I am not quite sure how it arrived there, but she is resilient.
When Wade left for Leadership camp, he only waved because I said a pathetic, "Goodbye, Wade!" The confidence and independence of my children continues to betray me again and again. He and his sister are so similar; their stark independence reminding me that I prayed they would each have this kind of internal strength.
Taylor seldom cried as a small child when I would leave her with a caretaker. We were blessed with good, kind souls who showered our kids with love and attention while we worked. I think they each nurtured Taylor's perception that the whole world was hers. Even when she was mature enough to realize that not every day was about her, Taylor remained the light and life that poured into others. Disappointment only created more drive within her and perseverance resulted when she was faced with a challenge.
You would think that chasing life fiercely after losing a soul so intentionally passionate would be easier. It isn't. Since this is my space for naming things and finding honesty, I struggle with embracing life rather than just existing. Despite the fact that I know she danced in the face of difficulty, I can't shake the feeling that I am abandoning her when I find my own confidence or enjoy laughter with a friend. As each day passes in July of 2o15, I hear the bell ringing, the countdown looming. I am forced to recognize the pieces of acceptance I have met with denial, that this isn't a nightmare or just a interlude to be endured.

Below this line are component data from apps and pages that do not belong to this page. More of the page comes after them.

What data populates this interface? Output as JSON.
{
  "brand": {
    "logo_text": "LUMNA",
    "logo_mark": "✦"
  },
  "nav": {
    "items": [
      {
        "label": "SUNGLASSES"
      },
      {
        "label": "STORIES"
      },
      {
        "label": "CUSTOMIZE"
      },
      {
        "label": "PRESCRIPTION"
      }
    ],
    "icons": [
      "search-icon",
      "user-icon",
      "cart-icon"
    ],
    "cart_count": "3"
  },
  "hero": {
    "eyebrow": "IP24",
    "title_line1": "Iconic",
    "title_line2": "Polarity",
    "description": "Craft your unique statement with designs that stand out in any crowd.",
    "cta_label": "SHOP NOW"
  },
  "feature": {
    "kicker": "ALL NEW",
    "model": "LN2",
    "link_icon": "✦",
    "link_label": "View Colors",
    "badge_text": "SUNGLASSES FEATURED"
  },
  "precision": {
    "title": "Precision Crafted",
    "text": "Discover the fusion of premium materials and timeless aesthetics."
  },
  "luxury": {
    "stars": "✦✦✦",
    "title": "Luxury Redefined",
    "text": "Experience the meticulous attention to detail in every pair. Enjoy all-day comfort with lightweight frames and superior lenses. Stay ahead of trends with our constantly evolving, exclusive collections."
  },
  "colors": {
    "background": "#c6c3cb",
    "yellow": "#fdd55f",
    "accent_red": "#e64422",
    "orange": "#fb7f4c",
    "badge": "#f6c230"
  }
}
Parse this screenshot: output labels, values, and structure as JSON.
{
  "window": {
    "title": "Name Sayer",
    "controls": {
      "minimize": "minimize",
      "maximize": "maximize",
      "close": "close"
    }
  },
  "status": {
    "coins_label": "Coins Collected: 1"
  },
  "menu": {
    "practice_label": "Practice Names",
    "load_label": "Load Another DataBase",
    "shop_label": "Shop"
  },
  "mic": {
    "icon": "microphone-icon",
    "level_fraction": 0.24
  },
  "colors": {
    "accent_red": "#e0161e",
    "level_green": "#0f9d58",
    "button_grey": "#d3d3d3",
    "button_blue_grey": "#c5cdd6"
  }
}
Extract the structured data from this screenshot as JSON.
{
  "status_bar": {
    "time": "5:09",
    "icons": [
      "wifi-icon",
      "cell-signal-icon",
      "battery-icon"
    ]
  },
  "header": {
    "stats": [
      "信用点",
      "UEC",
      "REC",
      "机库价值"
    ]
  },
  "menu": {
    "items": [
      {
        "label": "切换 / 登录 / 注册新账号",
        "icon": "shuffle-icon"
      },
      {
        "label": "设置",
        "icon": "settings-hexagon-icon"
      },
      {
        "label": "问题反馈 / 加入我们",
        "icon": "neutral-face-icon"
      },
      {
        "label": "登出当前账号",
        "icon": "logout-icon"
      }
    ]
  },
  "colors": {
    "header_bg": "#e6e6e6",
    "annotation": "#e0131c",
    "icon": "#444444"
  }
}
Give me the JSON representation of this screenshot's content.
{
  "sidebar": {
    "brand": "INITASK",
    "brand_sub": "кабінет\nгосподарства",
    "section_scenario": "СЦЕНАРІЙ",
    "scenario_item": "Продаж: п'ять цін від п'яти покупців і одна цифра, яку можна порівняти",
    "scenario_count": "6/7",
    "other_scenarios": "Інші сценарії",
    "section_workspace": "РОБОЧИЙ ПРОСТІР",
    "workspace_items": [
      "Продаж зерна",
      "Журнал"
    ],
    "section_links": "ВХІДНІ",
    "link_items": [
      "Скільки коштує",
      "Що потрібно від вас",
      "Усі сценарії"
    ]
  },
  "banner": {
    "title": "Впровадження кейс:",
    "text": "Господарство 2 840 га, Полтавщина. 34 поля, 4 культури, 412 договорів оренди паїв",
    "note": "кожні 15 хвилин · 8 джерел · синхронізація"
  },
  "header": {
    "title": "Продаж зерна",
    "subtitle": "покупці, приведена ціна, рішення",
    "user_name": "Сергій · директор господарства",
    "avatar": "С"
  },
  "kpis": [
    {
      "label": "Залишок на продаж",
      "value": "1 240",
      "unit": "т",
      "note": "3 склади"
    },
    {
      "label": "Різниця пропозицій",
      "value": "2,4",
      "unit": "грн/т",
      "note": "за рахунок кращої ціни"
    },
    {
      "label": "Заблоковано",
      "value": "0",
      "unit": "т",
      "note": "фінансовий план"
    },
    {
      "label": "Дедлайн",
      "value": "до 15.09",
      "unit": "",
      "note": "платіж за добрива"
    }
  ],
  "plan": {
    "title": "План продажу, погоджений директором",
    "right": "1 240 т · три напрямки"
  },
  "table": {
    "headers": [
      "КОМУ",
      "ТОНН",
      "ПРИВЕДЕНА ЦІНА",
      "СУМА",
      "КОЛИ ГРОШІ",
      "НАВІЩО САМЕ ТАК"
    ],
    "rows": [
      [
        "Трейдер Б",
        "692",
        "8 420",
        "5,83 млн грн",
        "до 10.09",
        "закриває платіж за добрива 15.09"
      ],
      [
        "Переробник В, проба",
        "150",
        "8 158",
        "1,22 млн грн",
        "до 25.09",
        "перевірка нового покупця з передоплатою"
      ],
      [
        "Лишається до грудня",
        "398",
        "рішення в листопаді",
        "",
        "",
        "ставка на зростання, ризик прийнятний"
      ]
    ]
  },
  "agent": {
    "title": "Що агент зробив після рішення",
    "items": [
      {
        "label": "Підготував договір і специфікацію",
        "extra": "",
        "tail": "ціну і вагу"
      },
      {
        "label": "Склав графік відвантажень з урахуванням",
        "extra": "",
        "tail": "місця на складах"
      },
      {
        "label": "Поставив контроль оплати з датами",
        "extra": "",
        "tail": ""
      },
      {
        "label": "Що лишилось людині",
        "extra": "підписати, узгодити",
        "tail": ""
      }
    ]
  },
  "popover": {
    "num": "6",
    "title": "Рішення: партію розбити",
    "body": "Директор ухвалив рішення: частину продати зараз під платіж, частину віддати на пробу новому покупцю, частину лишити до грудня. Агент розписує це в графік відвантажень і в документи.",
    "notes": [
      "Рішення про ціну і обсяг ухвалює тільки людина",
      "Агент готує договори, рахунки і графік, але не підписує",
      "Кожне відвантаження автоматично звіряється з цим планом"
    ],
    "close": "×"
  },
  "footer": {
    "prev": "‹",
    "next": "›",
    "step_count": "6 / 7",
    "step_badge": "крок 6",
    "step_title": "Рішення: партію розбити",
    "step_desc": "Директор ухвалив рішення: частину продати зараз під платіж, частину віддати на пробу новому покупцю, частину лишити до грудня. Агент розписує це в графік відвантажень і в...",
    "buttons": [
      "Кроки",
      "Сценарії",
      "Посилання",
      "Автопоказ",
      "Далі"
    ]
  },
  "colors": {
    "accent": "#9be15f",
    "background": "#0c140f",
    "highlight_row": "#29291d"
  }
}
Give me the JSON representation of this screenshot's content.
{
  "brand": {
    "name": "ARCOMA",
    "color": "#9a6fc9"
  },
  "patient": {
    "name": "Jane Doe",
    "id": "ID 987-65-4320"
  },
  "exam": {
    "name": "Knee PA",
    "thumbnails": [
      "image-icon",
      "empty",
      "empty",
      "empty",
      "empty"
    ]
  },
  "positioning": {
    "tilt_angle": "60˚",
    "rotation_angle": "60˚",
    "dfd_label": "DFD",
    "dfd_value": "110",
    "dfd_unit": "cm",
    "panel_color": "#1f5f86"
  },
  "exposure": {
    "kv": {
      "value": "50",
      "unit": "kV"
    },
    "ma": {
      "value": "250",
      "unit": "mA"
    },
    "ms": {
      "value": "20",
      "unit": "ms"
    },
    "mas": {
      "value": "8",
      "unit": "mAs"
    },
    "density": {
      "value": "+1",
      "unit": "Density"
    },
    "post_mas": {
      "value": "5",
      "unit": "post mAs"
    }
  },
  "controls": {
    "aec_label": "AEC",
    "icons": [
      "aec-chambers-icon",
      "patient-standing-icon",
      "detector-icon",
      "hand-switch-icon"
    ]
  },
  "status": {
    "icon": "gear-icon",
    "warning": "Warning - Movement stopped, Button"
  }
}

"We are more than conquerors" was the scripture I read this morning. It and the silly petunia made me remember Taylor and the quote she left on her twitter wall.